The situation, Lewis noted, is a historical and apparent one: There’s no thing that is such love-hacking. “OkCupid is premised with this great idea that people understand what we want, ” he stated, “but we quite often do not know why is for chemistry or compatibility. ” The algorithm, to put it differently, is tailored for find you some body who’s as you—all those governmental concerns, state, by which your ideal match would share your values—which is not fundamentally exactly like a desirable long-lasting partner. Fulfilling with a 99 per cent match for cocktails, quite simply, is type of like gazing in a mirror for a hair that is good, that may explain why the looks-first model utilized by Tinder is winning with tech-savvy younger users. It’s easier. It discards the unhelpful information.
Therefore, come Valentine’s Day, make sure to keep in mind the grim reality: considering that the rise of internet dating during the early 2000s, research by sociologists, such as a large-scale 2012 research posted by the Association for emotional Science, has regularly discovered that matching algorithms, regardless of how advanced, simply try not to work.
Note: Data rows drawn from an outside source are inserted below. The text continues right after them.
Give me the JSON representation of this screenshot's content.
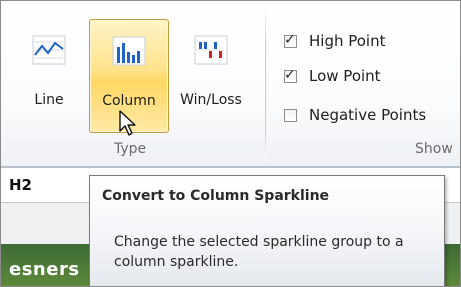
{
  "ribbon": {
    "type_group": {
      "label": "Type",
      "buttons": [
        {
          "label": "Line",
          "icon": "line-sparkline-icon",
          "selected": false
        },
        {
          "label": "Column",
          "icon": "column-sparkline-icon",
          "selected": true
        },
        {
          "label": "Win/Loss",
          "icon": "winloss-sparkline-icon",
          "selected": false
        }
      ]
    },
    "show_group": {
      "label": "Show",
      "checkboxes": [
        {
          "label": "High Point",
          "checked": true
        },
        {
          "label": "Low Point",
          "checked": true
        },
        {
          "label": "Negative Points",
          "checked": false
        }
      ]
    }
  },
  "name_box": {
    "value": "H2"
  },
  "sheet": {
    "partial_text": "esners",
    "partial_text_right": "…"
  },
  "tooltip": {
    "title": "Convert to Column Sparkline",
    "body": "Change the selected sparkline group to a column sparkline."
  },
  "colors": {
    "selected_button_fill": "#ffe28a",
    "selected_button_border": "#c29b3a",
    "sparkline_blue": "#1f63c6",
    "sparkline_red": "#d12020"
  }
}
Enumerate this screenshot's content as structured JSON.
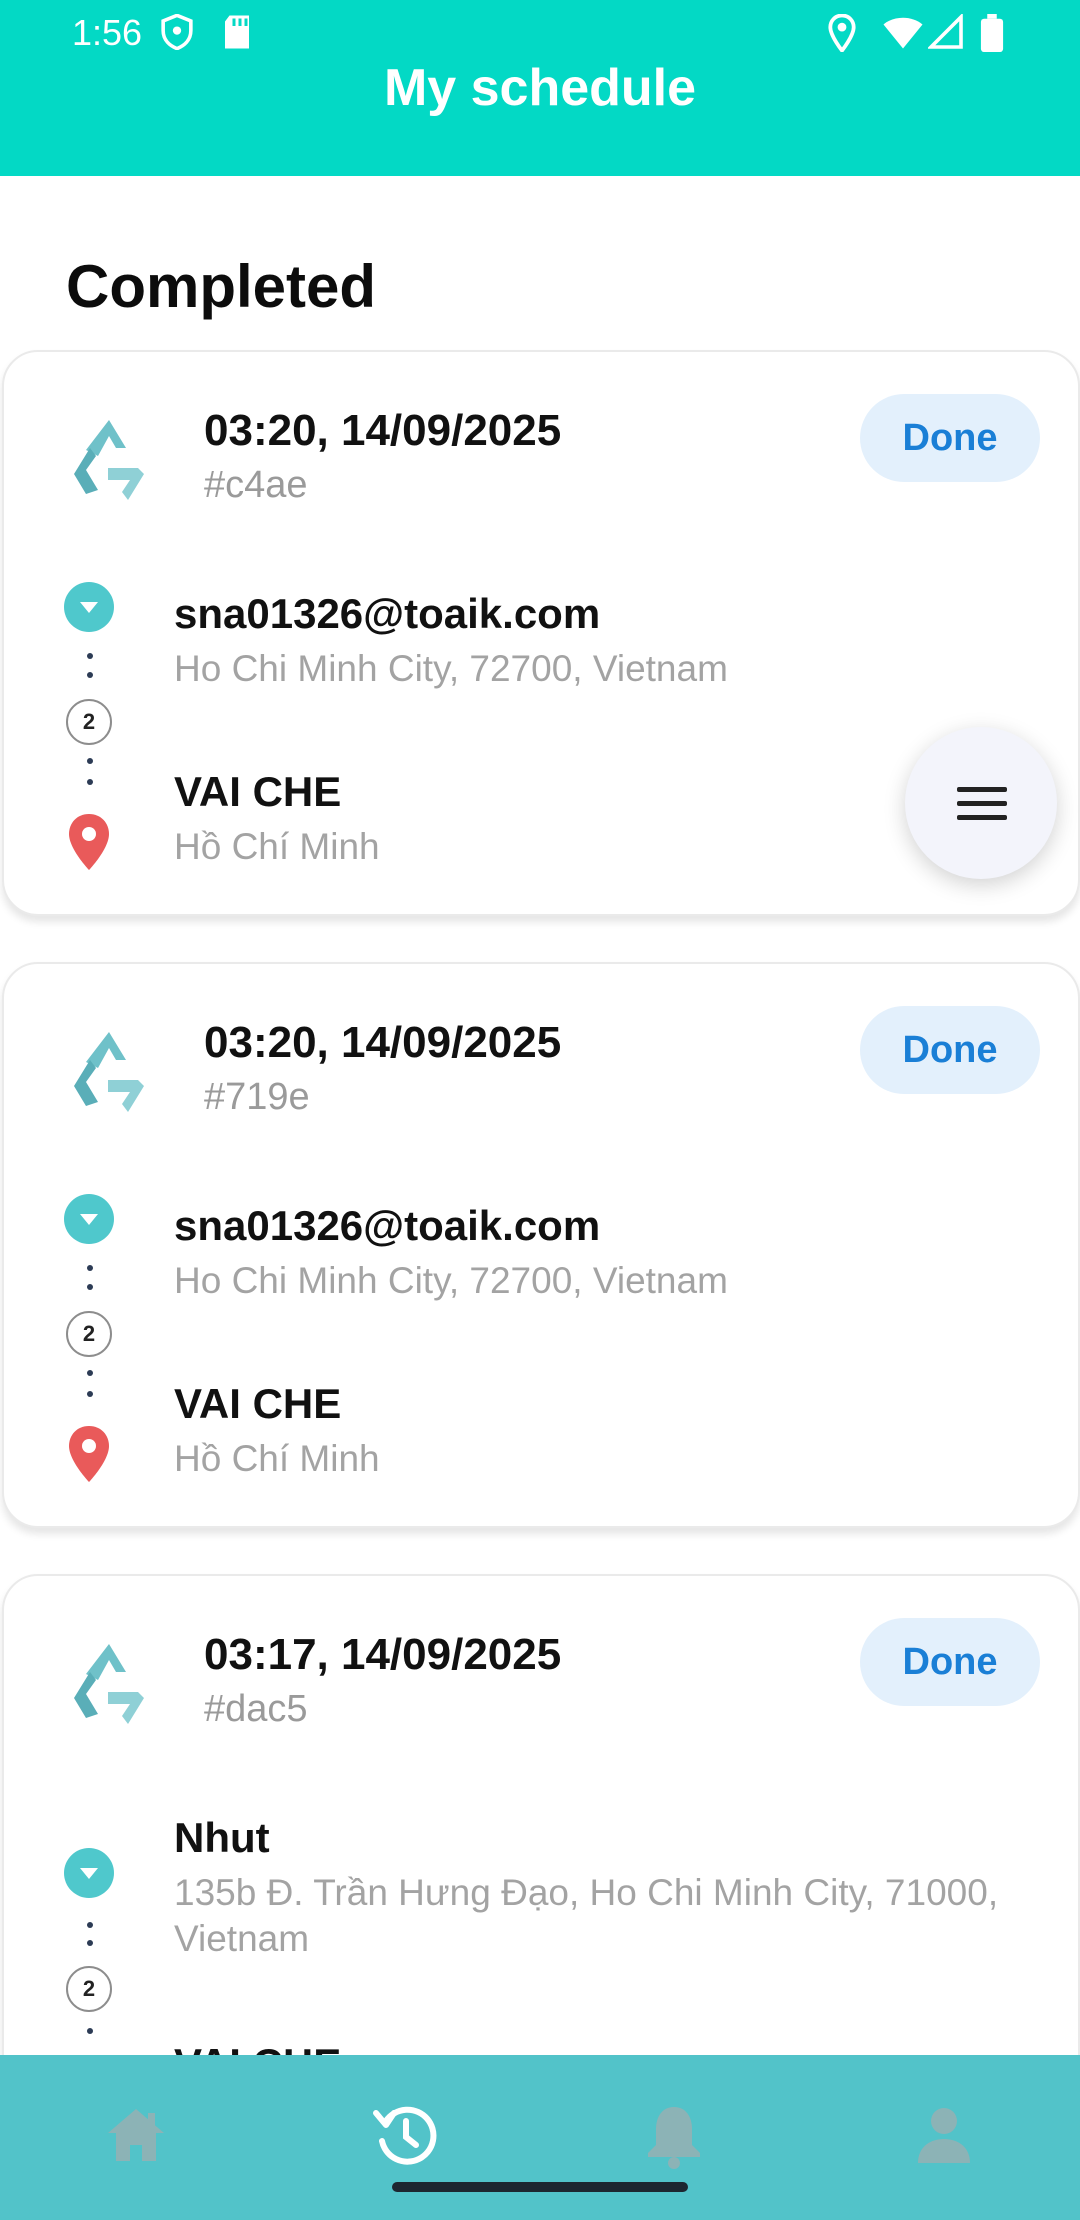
{
  "status_bar": {
    "time": "1:56"
  },
  "header": {
    "title": "My schedule"
  },
  "section": {
    "title": "Completed"
  },
  "colors": {
    "header": "#03d9c5",
    "bottom_nav": "#52c3c9",
    "pill_bg": "#e3f0fc",
    "pill_text": "#1a7fd6",
    "pin": "#e95a5a",
    "pickup": "#4fc8cc"
  },
  "orders": [
    {
      "datetime": "03:20, 14/09/2025",
      "code": "#c4ae",
      "status": "Done",
      "pickup": {
        "name": "sna01326@toaik.com",
        "address": "Ho Chi Minh City, 72700, Vietnam"
      },
      "count": "2",
      "dropoff": {
        "name": "VAI CHE",
        "address": "Hồ Chí Minh"
      }
    },
    {
      "datetime": "03:20, 14/09/2025",
      "code": "#719e",
      "status": "Done",
      "pickup": {
        "name": "sna01326@toaik.com",
        "address": "Ho Chi Minh City, 72700, Vietnam"
      },
      "count": "2",
      "dropoff": {
        "name": "VAI CHE",
        "address": "Hồ Chí Minh"
      }
    },
    {
      "datetime": "03:17, 14/09/2025",
      "code": "#dac5",
      "status": "Done",
      "pickup": {
        "name": "Nhut",
        "address": "135b Đ. Trần Hưng Đạo, Ho Chi Minh City, 71000, Vietnam"
      },
      "count": "2",
      "dropoff": {
        "name": "VAI CHE",
        "address": ""
      }
    }
  ],
  "fab": {
    "icon": "menu-icon"
  },
  "bottom_nav": {
    "items": [
      "home-icon",
      "history-icon",
      "bell-icon",
      "user-icon"
    ],
    "active": "history-icon"
  }
}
Certainly, the writers of the research published, “no compelling proof supports matching internet sites’ claims that mathematical algorithms work—that they foster intimate results which can be better than those fostered by other method of combining lovers. ” The feel-good axioms where these search-methods are grounded—similarity of values, complementarity of intimate preference—are, sorry to be always a killjoy, in fact instead poor predictors of subjectively ranked success that is romantic. “These websites, ” the writers carry on, “are in an undesirable place to learn the way the two lovers will develop and grow with time, what life circumstances they will certainly confront and coping reactions they are going to show in the foreseeable future, and exactly how the dynamics of these relationship will eventually market or undermine romantic attraction and long-lasting relationship wellbeing. ” Once you finally get that note-perfect message from the total cutie—who, OMG, can also be a 99 % match!? —in other terms, don’t get too excited.
This propensity of ours to believe that superficially alike should suggest romantically appropriate, Lewis notes, plays away an additional way that is predictably disappointing OkCupid users stick very nearly solely to folks of unique competition. “Race, as other research reports have suggested, could be the biggest divisive aspect in intimate areas and intimate pairings into the united states of america, ” he stated. “And folks are greatly self-segregating on line, simply because they are in actual life. ” In Lewis’s eyes, this type of self-segregation does not indicate that on the web date-seekers all harbor latent racist attitudes; instead, it reflects a mental propensity to assume that individuals of other events don’t want united states to get hold of them.
Their research on OkCupid texting information lends some help to that particular summary. “My big finding is folks are almost certainly going to likely be operational to interracial relationship once the other individual makes the very first move, ” he said. “additionally, someone of some other competition calling me personally makes me personally prone to contact some body from another battle. But we don’t observe this impact generally—if a Hispanic woman contacts me, I’m more prone to contact other Hispanic ladies, however the exact same does not hold in my situation calling black colored women—and it dissipates within of a week. ” Here all of us sit, looking at some numbers that are meaningless against OkCupid’s trademark navy-and-magenta color scheme, possibly ogling folks from different racial backgrounds and considering messaging them, after which, inevitably, pressing returning to Twitter, convinced they won’t like us as a result of the skin we have color. “The danger of getting rejected together with concern with vulnerability are genuine, ” Lewis ended up being saying when I stepped into my kitchen area, wondering whether 3:16 p.m. Had been prematurily. For the gin and tonic.